> [Your goal] This exercise asks for the entries below to be printed exactly.

> [Record excerpts]
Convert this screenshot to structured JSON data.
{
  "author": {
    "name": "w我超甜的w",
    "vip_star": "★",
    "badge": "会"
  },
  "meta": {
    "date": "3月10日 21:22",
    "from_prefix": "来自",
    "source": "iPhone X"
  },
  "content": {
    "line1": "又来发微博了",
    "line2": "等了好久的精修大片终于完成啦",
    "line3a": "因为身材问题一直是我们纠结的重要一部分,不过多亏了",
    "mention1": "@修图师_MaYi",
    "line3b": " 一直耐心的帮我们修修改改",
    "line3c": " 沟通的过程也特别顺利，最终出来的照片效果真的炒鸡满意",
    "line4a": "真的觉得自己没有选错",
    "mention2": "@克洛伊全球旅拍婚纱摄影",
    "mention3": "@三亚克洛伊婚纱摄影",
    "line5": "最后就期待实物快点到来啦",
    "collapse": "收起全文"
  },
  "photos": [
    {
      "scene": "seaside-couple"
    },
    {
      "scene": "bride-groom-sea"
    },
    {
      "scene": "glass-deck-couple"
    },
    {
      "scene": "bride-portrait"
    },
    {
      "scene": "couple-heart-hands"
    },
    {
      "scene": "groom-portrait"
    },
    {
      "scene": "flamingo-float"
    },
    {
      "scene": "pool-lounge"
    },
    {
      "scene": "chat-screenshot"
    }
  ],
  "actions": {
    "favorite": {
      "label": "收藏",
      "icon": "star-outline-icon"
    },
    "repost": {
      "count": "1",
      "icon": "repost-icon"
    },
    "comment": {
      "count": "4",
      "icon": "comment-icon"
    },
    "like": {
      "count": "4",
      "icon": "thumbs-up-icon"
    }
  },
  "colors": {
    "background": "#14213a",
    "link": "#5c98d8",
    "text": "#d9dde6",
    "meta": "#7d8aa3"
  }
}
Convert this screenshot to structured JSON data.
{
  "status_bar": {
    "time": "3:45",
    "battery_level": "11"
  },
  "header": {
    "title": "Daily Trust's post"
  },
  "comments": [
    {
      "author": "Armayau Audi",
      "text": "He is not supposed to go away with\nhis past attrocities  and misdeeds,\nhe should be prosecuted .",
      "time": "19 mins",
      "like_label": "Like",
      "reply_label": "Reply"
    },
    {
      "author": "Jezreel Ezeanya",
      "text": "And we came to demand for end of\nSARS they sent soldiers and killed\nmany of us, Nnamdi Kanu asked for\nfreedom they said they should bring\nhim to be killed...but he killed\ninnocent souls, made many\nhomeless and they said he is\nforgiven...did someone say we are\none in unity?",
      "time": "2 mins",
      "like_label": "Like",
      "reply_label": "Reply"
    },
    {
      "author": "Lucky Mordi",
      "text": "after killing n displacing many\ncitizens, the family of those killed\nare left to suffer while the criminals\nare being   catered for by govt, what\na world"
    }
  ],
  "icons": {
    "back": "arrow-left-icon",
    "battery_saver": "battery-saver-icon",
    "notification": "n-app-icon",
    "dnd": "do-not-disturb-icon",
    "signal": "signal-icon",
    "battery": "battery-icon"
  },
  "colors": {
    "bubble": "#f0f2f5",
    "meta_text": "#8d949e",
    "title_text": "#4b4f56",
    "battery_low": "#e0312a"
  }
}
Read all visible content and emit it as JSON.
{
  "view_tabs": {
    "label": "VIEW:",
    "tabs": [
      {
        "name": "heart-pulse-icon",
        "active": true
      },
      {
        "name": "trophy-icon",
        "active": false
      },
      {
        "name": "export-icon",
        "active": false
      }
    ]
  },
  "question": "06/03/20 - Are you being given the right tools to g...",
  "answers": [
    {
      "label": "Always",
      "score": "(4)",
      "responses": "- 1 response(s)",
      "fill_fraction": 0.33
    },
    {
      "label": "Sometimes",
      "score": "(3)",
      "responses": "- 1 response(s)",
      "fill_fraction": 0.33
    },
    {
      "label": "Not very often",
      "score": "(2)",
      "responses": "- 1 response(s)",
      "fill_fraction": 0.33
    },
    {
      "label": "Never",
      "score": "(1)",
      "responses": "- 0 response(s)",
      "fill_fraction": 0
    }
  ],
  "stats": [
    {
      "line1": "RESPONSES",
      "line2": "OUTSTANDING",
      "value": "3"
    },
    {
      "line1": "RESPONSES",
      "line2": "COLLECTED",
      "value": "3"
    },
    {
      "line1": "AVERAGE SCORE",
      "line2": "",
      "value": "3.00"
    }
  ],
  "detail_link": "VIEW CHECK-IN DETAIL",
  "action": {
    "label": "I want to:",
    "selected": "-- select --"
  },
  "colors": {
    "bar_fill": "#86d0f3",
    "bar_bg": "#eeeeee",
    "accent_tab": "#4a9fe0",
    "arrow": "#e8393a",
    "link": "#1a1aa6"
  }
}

> [Output]
Convert this screenshot to structured JSON data.
{
  "author": {
    "name": "w我超甜的w",
    "vip_star": "★",
    "badge": "会"
  },
  "meta": {
    "date": "3月10日 21:22",
    "from_prefix": "来自",
    "source": "iPhone X"
  },
  "content": {
    "line1": "又来发微博了",
    "line2": "等了好久的精修大片终于完成啦",
    "line3a": "因为身材问题一直是我们纠结的重要一部分,不过多亏了",
    "mention1": "@修图师_MaYi",
    "line3b": " 一直耐心的帮我们修修改改",
    "line3c": " 沟通的过程也特别顺利，最终出来的照片效果真的炒鸡满意",
    "line4a": "真的觉得自己没有选错",
    "mention2": "@克洛伊全球旅拍婚纱摄影",
    "mention3": "@三亚克洛伊婚纱摄影",
    "line5": "最后就期待实物快点到来啦",
    "collapse": "收起全文"
  },
  "photos": [
    {
      "scene": "seaside-couple"
    },
    {
      "scene": "bride-groom-sea"
    },
    {
      "scene": "glass-deck-couple"
    },
    {
      "scene": "bride-portrait"
    },
    {
      "scene": "couple-heart-hands"
    },
    {
      "scene": "groom-portrait"
    },
    {
      "scene": "flamingo-float"
    },
    {
      "scene": "pool-lounge"
    },
    {
      "scene": "chat-screenshot"
    }
  ],
  "actions": {
    "favorite": {
      "label": "收藏",
      "icon": "star-outline-icon"
    },
    "repost": {
      "count": "1",
      "icon": "repost-icon"
    },
    "comment": {
      "count": "4",
      "icon": "comment-icon"
    },
    "like": {
      "count": "4",
      "icon": "thumbs-up-icon"
    }
  },
  "colors": {
    "background": "#14213a",
    "link": "#5c98d8",
    "text": "#d9dde6",
    "meta": "#7d8aa3"
  }
}
Convert this screenshot to structured JSON data.
{
  "status_bar": {
    "time": "3:45",
    "battery_level": "11"
  },
  "header": {
    "title": "Daily Trust's post"
  },
  "comments": [
    {
      "author": "Armayau Audi",
      "text": "He is not supposed to go away with\nhis past attrocities  and misdeeds,\nhe should be prosecuted .",
      "time": "19 mins",
      "like_label": "Like",
      "reply_label": "Reply"
    },
    {
      "author": "Jezreel Ezeanya",
      "text": "And we came to demand for end of\nSARS they sent soldiers and killed\nmany of us, Nnamdi Kanu asked for\nfreedom they said they should bring\nhim to be killed...but he killed\ninnocent souls, made many\nhomeless and they said he is\nforgiven...did someone say we are\none in unity?",
      "time": "2 mins",
      "like_label": "Like",
      "reply_label": "Reply"
    },
    {
      "author": "Lucky Mordi",
      "text": "after killing n displacing many\ncitizens, the family of those killed\nare left to suffer while the criminals\nare being   catered for by govt, what\na world"
    }
  ],
  "icons": {
    "back": "arrow-left-icon",
    "battery_saver": "battery-saver-icon",
    "notification": "n-app-icon",
    "dnd": "do-not-disturb-icon",
    "signal": "signal-icon",
    "battery": "battery-icon"
  },
  "colors": {
    "bubble": "#f0f2f5",
    "meta_text": "#8d949e",
    "title_text": "#4b4f56",
    "battery_low": "#e0312a"
  }
}
Read all visible content and emit it as JSON.
{
  "view_tabs": {
    "label": "VIEW:",
    "tabs": [
      {
        "name": "heart-pulse-icon",
        "active": true
      },
      {
        "name": "trophy-icon",
        "active": false
      },
      {
        "name": "export-icon",
        "active": false
      }
    ]
  },
  "question": "06/03/20 - Are you being given the right tools to g...",
  "answers": [
    {
      "label": "Always",
      "score": "(4)",
      "responses": "- 1 response(s)",
      "fill_fraction": 0.33
    },
    {
      "label": "Sometimes",
      "score": "(3)",
      "responses": "- 1 response(s)",
      "fill_fraction": 0.33
    },
    {
      "label": "Not very often",
      "score": "(2)",
      "responses": "- 1 response(s)",
      "fill_fraction": 0.33
    },
    {
      "label": "Never",
      "score": "(1)",
      "responses": "- 0 response(s)",
      "fill_fraction": 0
    }
  ],
  "stats": [
    {
      "line1": "RESPONSES",
      "line2": "OUTSTANDING",
      "value": "3"
    },
    {
      "line1": "RESPONSES",
      "line2": "COLLECTED",
      "value": "3"
    },
    {
      "line1": "AVERAGE SCORE",
      "line2": "",
      "value": "3.00"
    }
  ],
  "detail_link": "VIEW CHECK-IN DETAIL",
  "action": {
    "label": "I want to:",
    "selected": "-- select --"
  },
  "colors": {
    "bar_fill": "#86d0f3",
    "bar_bg": "#eeeeee",
    "accent_tab": "#4a9fe0",
    "arrow": "#e8393a",
    "link": "#1a1aa6"
  }
}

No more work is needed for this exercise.